*** Opening Records for the exercise ***
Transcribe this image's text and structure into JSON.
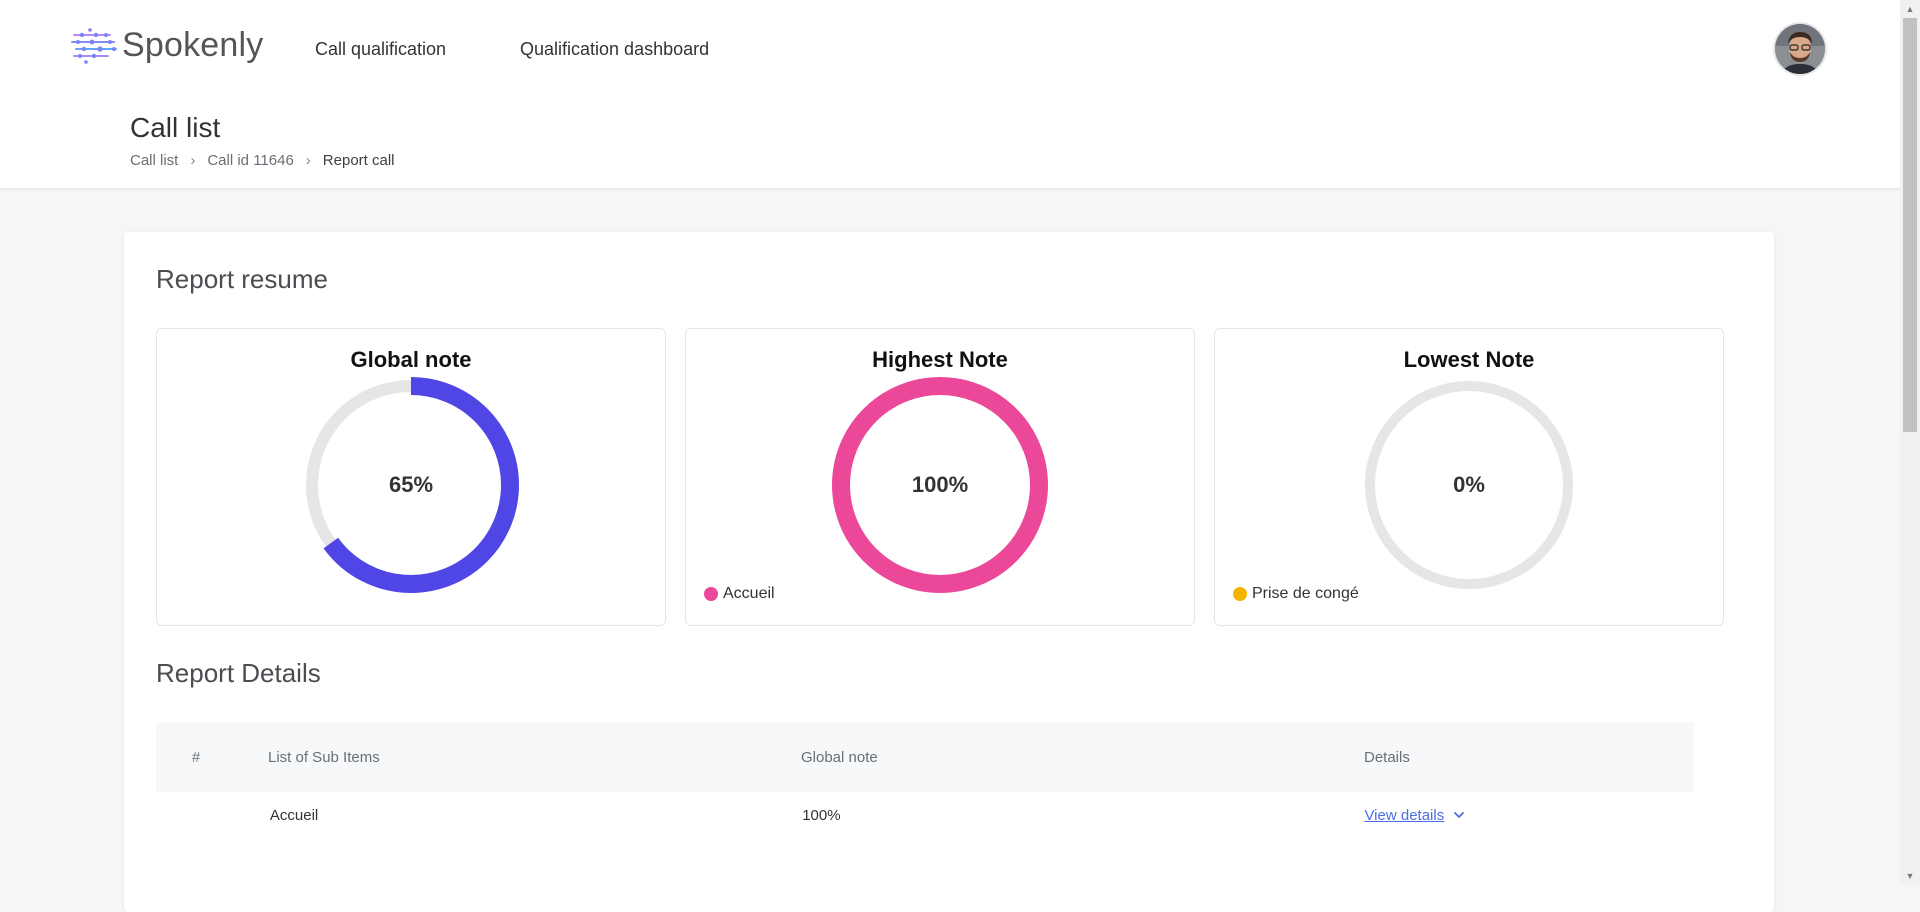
{
  "header": {
    "brand": "Spokenly",
    "nav": [
      "Call qualification",
      "Qualification dashboard"
    ]
  },
  "page": {
    "title": "Call list",
    "breadcrumb": [
      "Call list",
      "Call id 11646",
      "Report call"
    ]
  },
  "report_resume": {
    "title": "Report resume",
    "cards": [
      {
        "title": "Global note",
        "value": 65,
        "value_label": "65%",
        "color": "#4f46e5",
        "legend": null
      },
      {
        "title": "Highest Note",
        "value": 100,
        "value_label": "100%",
        "color": "#ec4899",
        "legend": "Accueil",
        "legend_color": "#ec4899"
      },
      {
        "title": "Lowest Note",
        "value": 0,
        "value_label": "0%",
        "color": "#f5b400",
        "legend": "Prise de congé",
        "legend_color": "#f5b400"
      }
    ],
    "track_color": "#e6e6e6"
  },
  "report_details": {
    "title": "Report Details",
    "columns": [
      "#",
      "List of Sub Items",
      "Global note",
      "Details"
    ],
    "rows": [
      {
        "num": "",
        "name": "Accueil",
        "note": "100%",
        "details": "View details"
      }
    ]
  }
}
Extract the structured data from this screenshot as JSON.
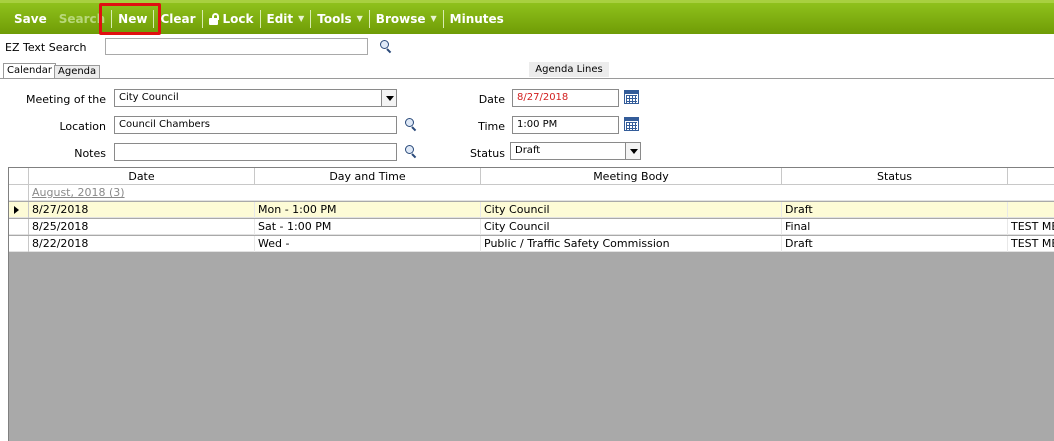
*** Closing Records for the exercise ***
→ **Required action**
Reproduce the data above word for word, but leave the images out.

→ **Exercise answer**
Transcribe this image's text and structure into JSON.
{
  "header": {
    "brand": "Spokenly",
    "nav": [
      "Call qualification",
      "Qualification dashboard"
    ]
  },
  "page": {
    "title": "Call list",
    "breadcrumb": [
      "Call list",
      "Call id 11646",
      "Report call"
    ]
  },
  "report_resume": {
    "title": "Report resume",
    "cards": [
      {
        "title": "Global note",
        "value": 65,
        "value_label": "65%",
        "color": "#4f46e5",
        "legend": null
      },
      {
        "title": "Highest Note",
        "value": 100,
        "value_label": "100%",
        "color": "#ec4899",
        "legend": "Accueil",
        "legend_color": "#ec4899"
      },
      {
        "title": "Lowest Note",
        "value": 0,
        "value_label": "0%",
        "color": "#f5b400",
        "legend": "Prise de congé",
        "legend_color": "#f5b400"
      }
    ],
    "track_color": "#e6e6e6"
  },
  "report_details": {
    "title": "Report Details",
    "columns": [
      "#",
      "List of Sub Items",
      "Global note",
      "Details"
    ],
    "rows": [
      {
        "num": "",
        "name": "Accueil",
        "note": "100%",
        "details": "View details"
      }
    ]
  }
}
Extract the structured data from this screenshot as JSON.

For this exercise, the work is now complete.